It was late in the summer of 2009 when the pregnancy test I took came out positive. My partner and I had been trying to conceive for under a year. We had no solid reason to believe, at this point, we wouldn't be successful in making a baby, especially since we'd already had my daughter in 2006. Even though that first pregnancy was difficult and plagued with significant health issues, such as a previous diagnosis of Polycystic Ovarian Syndrome (PCOS) and hypertension (that forced me to bedrest and, ultimately, induction), everything was relatively "normal." My baby came out healthy and thriving (albeit slightly jaundiced), so we knew we'd eventually want to give her a sibling.
Then the time came to "try," my doctor warned me it may take longer than usual due to having been on birth control since my daughter's birth.
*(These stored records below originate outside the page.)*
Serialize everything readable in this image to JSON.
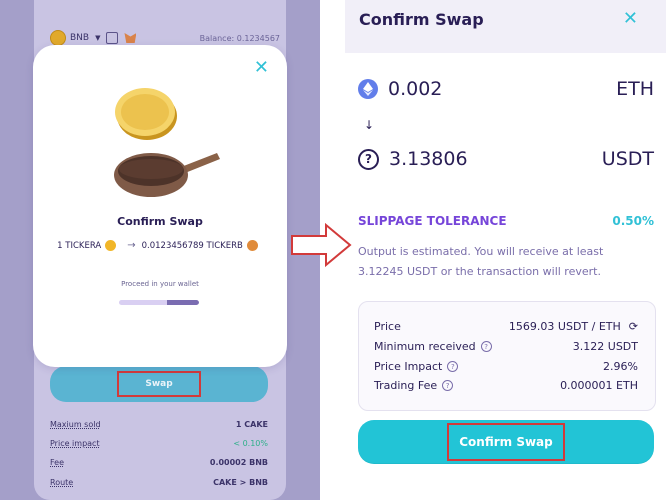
{
  "left": {
    "top": {
      "network": "BNB",
      "balance": "Balance: 0.1234567"
    },
    "modal": {
      "title": "Confirm Swap",
      "from_amount": "1 TICKERA",
      "to_amount": "0.0123456789 TICKERB",
      "proceed": "Proceed in your wallet",
      "progress": 0.6
    },
    "swap_label": "Swap",
    "details": [
      {
        "label": "Maxium sold",
        "value": "1 CAKE"
      },
      {
        "label": "Price impact",
        "value": "< 0.10%"
      },
      {
        "label": "Fee",
        "value": "0.00002 BNB"
      },
      {
        "label": "Route",
        "value": "CAKE > BNB"
      }
    ]
  },
  "right": {
    "title": "Confirm Swap",
    "input": {
      "amount": "0.002",
      "symbol": "ETH"
    },
    "output": {
      "amount": "3.13806",
      "symbol": "USDT"
    },
    "slippage": {
      "label": "SLIPPAGE TOLERANCE",
      "value": "0.50%"
    },
    "estimate_line1": "Output is estimated. You will receive at least",
    "estimate_line2": "3.12245 USDT or the transaction will revert.",
    "summary": [
      {
        "label": "Price",
        "value": "1569.03 USDT / ETH"
      },
      {
        "label": "Minimum received",
        "value": "3.122 USDT"
      },
      {
        "label": "Price Impact",
        "value": "2.96%"
      },
      {
        "label": "Trading Fee",
        "value": "0.000001 ETH"
      }
    ],
    "confirm_label": "Confirm Swap"
  },
  "colors": {
    "accent": "#31c1d6",
    "primary_text": "#291e55",
    "slippage": "#7645d9",
    "highlight_border": "#d23a3a"
  }
}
So, I braced myself for the wait. So, the day that pregnancy test came out positive, we were thrilled. It happened faster than anticipated and it felt like the pieces of our life together were falling into place. Then, when I went in for my first appointment, I received the news that there was no heartbeat detected. I still remember the way the technician avoided eye contact and dodged my questions as she guided me into the corner room to wait for the doctor. During those first moments, after he pushed open the door, I couldn't tell you what he said aside from "I'm sorry." I only really remember his hand on my shoulder, the weight of it grounding me into the moment I was told my baby was dead. The rest became a fog it took months to find my way out of.
We didn't stop trying for a baby but, through the grief, our relationship (however strengthened by the bond of loss), experienced new hurdles. I became obsessed with conception. The more time that passed, the more depressed I was. I had this beautiful little girl looking to me but I couldn't get past whatever would've become of that baby we lost. Then, New Year's Day 2011, I miscarried again. This time, I didn't even know I was pregnant. It was so early, there were no symptoms to note. By this point, my partner and I decided maybe we weren't meant to have another, so for the time being, we let it go. Not even six weeks later, I'd become pregnant again with my son, our precious rainbow baby. Funny how life works.
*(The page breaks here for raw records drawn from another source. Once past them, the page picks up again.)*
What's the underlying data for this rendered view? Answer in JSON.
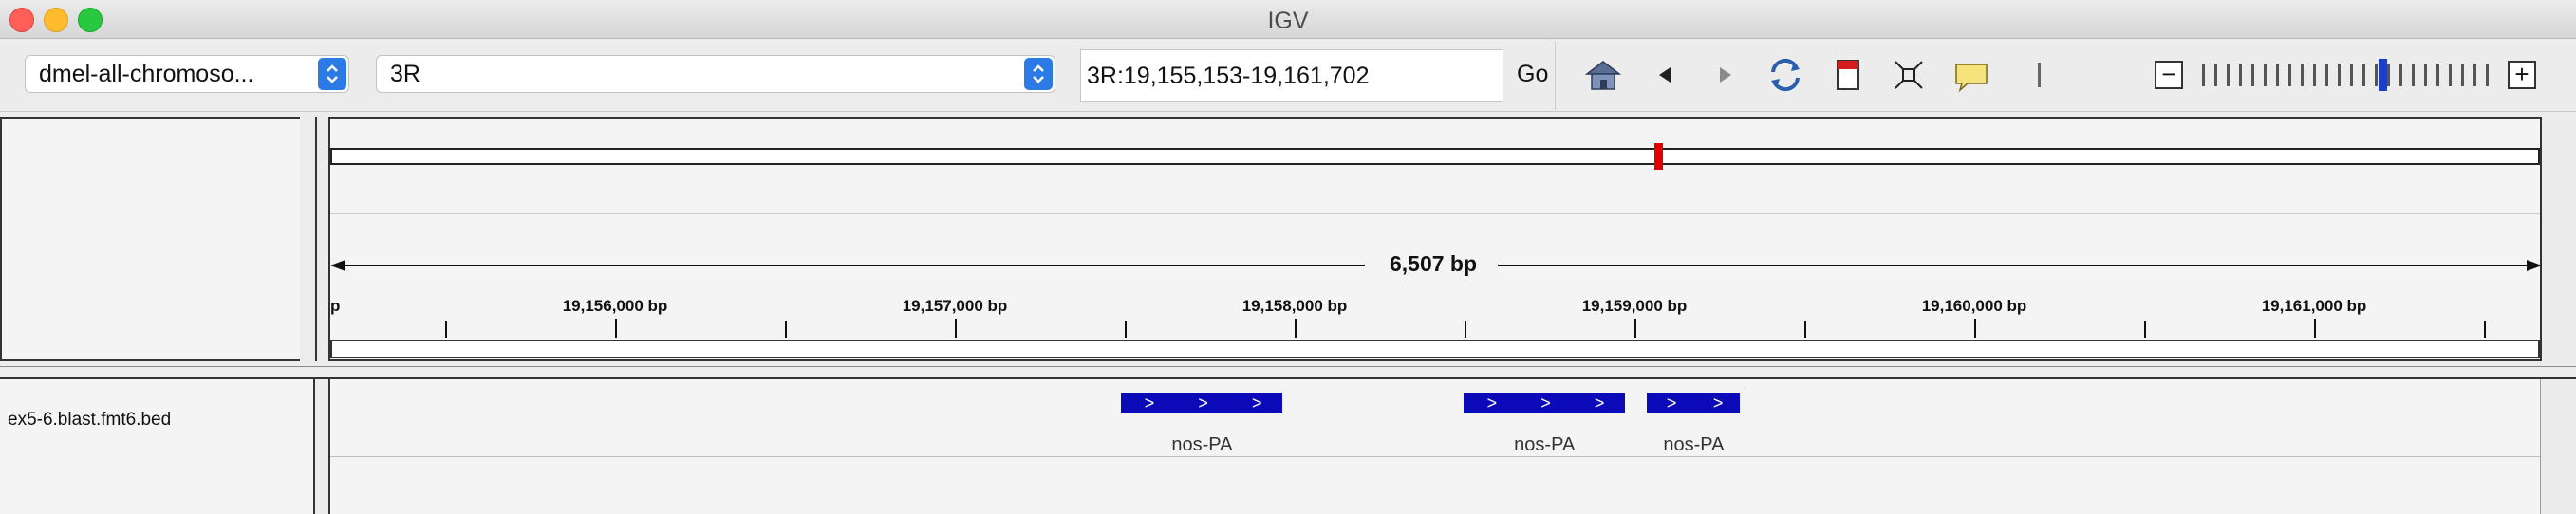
{
  "window": {
    "title": "IGV"
  },
  "toolbar": {
    "genome_select": "dmel-all-chromoso...",
    "chromosome_select": "3R",
    "locus_value": "3R:19,155,153-19,161,702",
    "go_label": "Go",
    "icons": [
      "home-icon",
      "back-icon",
      "forward-icon",
      "refresh-icon",
      "region-of-interest-icon",
      "fit-to-window-icon",
      "popup-info-icon"
    ],
    "zoom": {
      "minus_label": "−",
      "plus_label": "+",
      "level_fraction": 0.62
    }
  },
  "ideogram": {
    "current_position_fraction": 0.601
  },
  "ruler": {
    "span_label": "6,507 bp",
    "tick_labels": [
      "19,156,000 bp",
      "19,157,000 bp",
      "19,158,000 bp",
      "19,159,000 bp",
      "19,160,000 bp",
      "19,161,000 bp"
    ],
    "left_edge_label": "p"
  },
  "tracks": [
    {
      "name": "ex5-6.blast.fmt6.bed",
      "features": [
        {
          "label": "nos-PA",
          "start_fraction": 0.358,
          "end_fraction": 0.431,
          "strand": ">"
        },
        {
          "label": "nos-PA",
          "start_fraction": 0.513,
          "end_fraction": 0.586,
          "strand": ">"
        },
        {
          "label": "nos-PA",
          "start_fraction": 0.596,
          "end_fraction": 0.638,
          "strand": ">"
        }
      ]
    }
  ],
  "colors": {
    "feature": "#0a0ab8",
    "ideogram_marker": "#e00000",
    "zoom_cursor": "#1f3ec8"
  }
}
Through everything I went through, I'm grateful to be where I am today. Even with a stronger marriage with my partner, and two gorgeous kids, I still mourn those two losses. I didn't have to meet those babies to miss them, and the pain of losing them will never really go away. Here are some things I want my partner to remember about those losses because to forget is to pretend they didn't happen. That's not something I'll ever be OK with.